With no spending restraints, the economy moves inexorably toward its date of collapse.

The excesses and imbalances created by the explosion of debt over the last thirty years virtually ensure a depression, regardless of what policy actions the government chooses. That was determined before Obama took office. His spending only accelerated the debt spiral, never had any chance of success and sped up our date with economic destiny.

The tipping point of debt that Ludwig von Mises warned against was passed long ago:

There is no means of avoiding the final collapse of a boom brought about by credit (debt) expansion. The alternative is only whether the crisis should come sooner as the result of a voluntary abandonment of further credit (debt) expansion, or later as a final and total catastrophe of the currency system involved.

Our political leaders do not have the fortitude to abandon spending. So-called austerity measures represent little more than lip service for markets. Government economists and the political class have never implemented such measures on anywhere the scale now required. They will not willingly do so now.

What Mises termed a "catastrophe" will eventually result. The chaos that creates will eventually force action. We know the ending is not good. We don't know its timing or its form.

It is likely the government will continue on its spending path until market forces terminate this behavior. The first sign of market pushback will come in the form of a failed Treasury auction. Perhaps such an event has already occurred, albeit covered up by primary dealers buying the shortfall amounts or other slight of hand practiced by the Fed. Regardless, the deficits are so large that at some point, a shortfall will be too large for chicanery to cover. Once this happens, the government will have two choices.

One choice is to allow interest rates to rise so that markets will buy the additional government debt. The interest rate rise will further choke off what little economic activity exists. Without dramatic reductions in spending and deficits, the rise in interest rates would likely be substantial.

The other choice is to employ overt Quantitative Easing (printing money). The Treasury would order the Fed to use QE to cover the deficits. It is unlikely the Fed would or could resist. This choice might hold interest rates down, at least temporarily. Once the policy became known, fear of inflation would eventually affect currency exchange rates, interest rates and prices.

Based on the last fifty years of government fiscal and monetary policy it is not difficult to forecast what the government will do. The second alternative is likely. It defers somewhat the timing of the economic Armageddon, but not for long. It also makes the final pain that much worse. The last fact will not influence the political decision. They will try to escape the reckoning day for as long as possible. Deferring pain today is always their preferred choice, no matter the pain tomorrow.

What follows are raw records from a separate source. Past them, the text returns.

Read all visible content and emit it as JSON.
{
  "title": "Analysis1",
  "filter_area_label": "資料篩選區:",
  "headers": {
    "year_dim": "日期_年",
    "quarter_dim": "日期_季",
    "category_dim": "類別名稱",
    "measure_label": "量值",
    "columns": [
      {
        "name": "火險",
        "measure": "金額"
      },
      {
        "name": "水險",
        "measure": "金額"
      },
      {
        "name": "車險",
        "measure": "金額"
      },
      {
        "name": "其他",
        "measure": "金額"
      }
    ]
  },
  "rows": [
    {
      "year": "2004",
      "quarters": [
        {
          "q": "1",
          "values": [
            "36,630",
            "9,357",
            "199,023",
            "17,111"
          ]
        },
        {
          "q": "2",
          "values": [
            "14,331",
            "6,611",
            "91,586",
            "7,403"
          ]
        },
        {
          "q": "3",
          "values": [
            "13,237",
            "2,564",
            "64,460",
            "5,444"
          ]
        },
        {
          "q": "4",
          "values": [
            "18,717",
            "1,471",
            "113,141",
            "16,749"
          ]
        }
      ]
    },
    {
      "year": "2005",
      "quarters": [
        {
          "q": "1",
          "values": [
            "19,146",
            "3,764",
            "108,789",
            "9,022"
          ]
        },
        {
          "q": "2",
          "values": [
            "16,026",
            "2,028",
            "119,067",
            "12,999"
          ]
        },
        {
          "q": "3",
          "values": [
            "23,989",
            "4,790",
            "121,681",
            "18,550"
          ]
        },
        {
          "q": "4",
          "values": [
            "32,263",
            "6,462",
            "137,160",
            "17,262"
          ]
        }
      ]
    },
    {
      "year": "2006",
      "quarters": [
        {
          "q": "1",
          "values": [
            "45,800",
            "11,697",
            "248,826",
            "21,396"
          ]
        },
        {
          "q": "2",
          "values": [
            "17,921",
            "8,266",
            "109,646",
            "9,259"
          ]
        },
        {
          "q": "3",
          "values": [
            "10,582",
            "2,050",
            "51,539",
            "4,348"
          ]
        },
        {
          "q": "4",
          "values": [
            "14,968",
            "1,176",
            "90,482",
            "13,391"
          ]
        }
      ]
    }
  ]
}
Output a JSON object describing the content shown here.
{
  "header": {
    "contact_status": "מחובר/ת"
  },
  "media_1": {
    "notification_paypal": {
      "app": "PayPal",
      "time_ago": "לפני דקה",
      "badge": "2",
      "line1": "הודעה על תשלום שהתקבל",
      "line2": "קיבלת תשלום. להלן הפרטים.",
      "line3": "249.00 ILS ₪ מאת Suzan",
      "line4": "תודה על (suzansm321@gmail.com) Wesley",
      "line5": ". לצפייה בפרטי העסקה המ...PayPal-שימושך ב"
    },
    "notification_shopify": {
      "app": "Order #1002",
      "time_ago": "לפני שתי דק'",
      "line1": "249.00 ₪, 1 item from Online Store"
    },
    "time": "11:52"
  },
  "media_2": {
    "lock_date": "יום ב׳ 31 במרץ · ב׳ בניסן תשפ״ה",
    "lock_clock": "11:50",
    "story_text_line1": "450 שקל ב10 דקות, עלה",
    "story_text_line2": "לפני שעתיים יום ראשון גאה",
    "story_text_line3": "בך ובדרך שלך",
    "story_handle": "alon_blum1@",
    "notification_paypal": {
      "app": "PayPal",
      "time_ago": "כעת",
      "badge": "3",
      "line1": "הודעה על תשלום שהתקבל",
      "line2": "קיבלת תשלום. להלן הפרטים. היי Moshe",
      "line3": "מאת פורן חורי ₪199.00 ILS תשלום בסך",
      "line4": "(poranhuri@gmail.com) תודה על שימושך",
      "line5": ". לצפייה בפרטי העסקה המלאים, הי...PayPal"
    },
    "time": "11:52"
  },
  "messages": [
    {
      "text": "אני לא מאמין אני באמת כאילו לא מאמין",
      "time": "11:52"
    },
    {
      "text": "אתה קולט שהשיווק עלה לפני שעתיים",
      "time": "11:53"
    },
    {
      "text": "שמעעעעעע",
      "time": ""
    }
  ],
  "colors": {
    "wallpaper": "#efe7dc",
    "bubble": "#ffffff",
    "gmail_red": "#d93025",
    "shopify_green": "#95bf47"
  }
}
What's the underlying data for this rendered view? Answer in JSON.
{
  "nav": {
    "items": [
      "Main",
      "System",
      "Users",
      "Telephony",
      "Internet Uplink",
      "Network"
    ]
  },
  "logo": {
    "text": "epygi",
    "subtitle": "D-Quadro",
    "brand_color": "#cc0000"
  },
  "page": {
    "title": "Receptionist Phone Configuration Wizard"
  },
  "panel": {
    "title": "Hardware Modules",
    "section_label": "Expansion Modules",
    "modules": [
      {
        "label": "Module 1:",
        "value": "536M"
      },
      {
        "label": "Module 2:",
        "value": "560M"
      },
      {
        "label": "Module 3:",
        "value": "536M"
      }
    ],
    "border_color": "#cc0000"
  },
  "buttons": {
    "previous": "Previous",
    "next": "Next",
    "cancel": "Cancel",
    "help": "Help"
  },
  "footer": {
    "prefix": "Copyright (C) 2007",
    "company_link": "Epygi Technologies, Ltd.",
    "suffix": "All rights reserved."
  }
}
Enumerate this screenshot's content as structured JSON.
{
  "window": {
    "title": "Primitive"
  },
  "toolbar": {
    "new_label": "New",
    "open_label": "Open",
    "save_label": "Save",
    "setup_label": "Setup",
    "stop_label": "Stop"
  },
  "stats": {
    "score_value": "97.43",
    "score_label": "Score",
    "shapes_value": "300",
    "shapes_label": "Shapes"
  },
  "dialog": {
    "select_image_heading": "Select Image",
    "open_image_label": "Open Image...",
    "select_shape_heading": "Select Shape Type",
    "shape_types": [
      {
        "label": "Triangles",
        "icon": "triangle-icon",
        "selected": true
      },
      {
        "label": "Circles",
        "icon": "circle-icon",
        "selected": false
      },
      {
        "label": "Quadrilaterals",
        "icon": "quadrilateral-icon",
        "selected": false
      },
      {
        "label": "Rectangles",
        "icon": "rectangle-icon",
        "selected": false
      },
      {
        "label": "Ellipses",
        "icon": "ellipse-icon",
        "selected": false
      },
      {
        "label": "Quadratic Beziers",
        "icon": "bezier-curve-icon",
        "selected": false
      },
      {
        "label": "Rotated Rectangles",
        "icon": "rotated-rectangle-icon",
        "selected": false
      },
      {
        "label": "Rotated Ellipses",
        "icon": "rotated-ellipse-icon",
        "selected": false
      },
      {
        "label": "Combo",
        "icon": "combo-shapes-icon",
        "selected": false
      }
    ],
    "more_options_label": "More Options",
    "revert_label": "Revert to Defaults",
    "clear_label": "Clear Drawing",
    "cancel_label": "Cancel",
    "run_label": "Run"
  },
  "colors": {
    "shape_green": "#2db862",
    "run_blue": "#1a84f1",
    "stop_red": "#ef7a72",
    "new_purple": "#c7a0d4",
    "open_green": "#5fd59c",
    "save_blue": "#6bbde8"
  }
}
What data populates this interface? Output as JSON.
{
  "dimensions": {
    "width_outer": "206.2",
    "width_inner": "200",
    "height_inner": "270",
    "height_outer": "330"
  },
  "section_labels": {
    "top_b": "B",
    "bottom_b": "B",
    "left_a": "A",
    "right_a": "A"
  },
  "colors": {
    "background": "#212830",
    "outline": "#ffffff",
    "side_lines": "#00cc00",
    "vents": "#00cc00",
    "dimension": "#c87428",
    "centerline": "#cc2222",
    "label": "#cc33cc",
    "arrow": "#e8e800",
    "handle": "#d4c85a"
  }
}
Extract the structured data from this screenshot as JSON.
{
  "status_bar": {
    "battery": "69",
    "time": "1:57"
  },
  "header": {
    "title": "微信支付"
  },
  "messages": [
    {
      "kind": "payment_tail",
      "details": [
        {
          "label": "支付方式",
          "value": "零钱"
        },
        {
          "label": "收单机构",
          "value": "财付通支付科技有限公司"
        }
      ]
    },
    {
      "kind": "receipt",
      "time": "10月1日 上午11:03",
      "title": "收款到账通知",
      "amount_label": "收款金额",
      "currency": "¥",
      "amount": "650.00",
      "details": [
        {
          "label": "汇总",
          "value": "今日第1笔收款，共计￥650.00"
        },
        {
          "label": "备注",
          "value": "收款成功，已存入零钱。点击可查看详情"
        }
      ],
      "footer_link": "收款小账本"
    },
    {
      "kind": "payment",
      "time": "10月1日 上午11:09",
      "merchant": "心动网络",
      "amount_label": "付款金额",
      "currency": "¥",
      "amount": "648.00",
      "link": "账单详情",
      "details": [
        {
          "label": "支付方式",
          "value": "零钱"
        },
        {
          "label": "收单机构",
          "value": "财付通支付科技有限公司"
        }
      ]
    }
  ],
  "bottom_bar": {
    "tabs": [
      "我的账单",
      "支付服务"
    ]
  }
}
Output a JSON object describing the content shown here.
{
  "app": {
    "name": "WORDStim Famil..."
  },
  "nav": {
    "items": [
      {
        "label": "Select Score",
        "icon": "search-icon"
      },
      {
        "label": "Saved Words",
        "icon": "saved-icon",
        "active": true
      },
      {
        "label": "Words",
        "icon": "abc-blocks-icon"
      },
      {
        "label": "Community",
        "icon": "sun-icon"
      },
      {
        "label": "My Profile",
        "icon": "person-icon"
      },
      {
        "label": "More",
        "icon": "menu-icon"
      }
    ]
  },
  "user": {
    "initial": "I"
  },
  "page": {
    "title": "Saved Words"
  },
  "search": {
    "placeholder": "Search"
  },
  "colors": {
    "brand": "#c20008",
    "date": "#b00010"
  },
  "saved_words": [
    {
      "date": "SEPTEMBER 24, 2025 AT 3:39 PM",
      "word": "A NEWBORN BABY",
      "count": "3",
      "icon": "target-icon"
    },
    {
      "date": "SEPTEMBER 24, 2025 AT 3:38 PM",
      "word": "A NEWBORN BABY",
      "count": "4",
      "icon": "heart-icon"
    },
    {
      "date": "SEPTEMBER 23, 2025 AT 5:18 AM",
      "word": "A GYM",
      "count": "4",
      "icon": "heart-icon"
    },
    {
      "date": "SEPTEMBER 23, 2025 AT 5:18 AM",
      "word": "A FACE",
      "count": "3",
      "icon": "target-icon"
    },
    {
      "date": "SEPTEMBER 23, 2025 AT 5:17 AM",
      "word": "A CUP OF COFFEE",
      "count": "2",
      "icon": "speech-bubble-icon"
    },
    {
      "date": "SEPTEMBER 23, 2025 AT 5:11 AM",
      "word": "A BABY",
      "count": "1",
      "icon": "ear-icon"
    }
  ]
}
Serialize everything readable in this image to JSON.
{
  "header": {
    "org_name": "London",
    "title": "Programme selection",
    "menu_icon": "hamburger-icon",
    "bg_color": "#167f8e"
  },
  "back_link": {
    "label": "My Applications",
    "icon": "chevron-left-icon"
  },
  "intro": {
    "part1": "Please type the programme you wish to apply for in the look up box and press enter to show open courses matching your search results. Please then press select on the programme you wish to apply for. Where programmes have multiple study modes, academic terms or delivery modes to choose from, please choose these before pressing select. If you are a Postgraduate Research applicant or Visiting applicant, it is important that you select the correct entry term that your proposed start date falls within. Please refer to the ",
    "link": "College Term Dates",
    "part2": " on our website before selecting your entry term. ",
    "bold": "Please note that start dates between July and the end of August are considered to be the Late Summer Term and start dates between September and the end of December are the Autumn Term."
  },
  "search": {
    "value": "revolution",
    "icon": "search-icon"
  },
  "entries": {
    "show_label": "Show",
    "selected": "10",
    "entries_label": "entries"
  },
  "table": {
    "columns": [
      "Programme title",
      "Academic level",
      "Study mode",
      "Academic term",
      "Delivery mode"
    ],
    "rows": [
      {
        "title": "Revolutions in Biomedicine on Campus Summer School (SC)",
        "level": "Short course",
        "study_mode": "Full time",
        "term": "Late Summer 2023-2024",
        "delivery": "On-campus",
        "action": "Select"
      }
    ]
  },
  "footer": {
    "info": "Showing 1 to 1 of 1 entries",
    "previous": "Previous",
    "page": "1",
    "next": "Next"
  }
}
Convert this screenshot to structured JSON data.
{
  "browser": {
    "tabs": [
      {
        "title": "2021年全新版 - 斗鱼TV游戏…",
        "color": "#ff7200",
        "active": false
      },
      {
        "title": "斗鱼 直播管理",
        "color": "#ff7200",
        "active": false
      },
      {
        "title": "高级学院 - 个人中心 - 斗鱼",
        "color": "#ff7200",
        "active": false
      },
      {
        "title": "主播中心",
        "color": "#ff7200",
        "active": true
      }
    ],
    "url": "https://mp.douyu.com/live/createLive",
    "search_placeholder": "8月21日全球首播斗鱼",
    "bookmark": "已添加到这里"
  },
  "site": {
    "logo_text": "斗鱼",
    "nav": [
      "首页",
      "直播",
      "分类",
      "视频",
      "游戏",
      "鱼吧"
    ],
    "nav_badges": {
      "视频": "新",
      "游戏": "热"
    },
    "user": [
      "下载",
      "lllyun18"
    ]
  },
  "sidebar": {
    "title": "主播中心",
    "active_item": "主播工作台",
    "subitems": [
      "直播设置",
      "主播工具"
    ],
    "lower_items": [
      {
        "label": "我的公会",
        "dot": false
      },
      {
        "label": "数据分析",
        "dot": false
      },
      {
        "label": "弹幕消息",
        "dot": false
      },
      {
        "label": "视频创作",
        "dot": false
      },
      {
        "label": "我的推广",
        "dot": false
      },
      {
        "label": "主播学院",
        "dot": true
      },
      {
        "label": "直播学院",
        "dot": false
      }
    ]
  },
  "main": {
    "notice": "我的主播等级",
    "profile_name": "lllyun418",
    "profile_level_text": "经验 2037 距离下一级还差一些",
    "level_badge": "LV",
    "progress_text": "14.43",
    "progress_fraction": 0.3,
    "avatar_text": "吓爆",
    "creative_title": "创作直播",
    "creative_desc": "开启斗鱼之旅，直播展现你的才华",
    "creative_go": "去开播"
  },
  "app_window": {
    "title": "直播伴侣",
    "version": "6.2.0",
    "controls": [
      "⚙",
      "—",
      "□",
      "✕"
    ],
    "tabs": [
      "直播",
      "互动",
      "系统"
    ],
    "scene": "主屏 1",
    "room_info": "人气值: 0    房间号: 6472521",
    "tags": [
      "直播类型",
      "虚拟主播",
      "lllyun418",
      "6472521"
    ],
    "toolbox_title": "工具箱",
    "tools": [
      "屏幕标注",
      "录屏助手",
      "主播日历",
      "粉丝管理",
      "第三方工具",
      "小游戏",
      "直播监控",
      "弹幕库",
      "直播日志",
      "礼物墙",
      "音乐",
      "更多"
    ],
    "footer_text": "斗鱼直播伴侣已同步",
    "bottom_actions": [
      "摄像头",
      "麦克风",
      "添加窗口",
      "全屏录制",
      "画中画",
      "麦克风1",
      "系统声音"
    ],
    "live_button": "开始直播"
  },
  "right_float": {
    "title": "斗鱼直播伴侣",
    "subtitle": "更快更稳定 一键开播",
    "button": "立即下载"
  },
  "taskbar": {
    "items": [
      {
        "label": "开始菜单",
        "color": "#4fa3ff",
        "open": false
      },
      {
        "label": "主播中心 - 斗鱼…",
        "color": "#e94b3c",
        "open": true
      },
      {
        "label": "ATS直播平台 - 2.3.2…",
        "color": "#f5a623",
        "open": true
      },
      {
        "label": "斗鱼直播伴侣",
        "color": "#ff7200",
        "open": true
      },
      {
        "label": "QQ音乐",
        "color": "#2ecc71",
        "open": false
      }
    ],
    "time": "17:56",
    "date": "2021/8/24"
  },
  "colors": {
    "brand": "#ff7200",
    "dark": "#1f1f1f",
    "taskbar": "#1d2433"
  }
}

Let someone else worry about tomorrow.

Regardless of what the Fed does or does not do, our future was determined by past policies. A depression is now unavoidable. The first choice is less harmful than the second but will produce the depression sooner. The latter choice will result in massive inflation, if not hyperinflation, before the depression. It will wipe out the purchasing power of most savings and fixed income.

Which flavor poison do you prefer? After all, "in the long run we are all dead."

Monty Pelerin blogs at www.economicnoise.com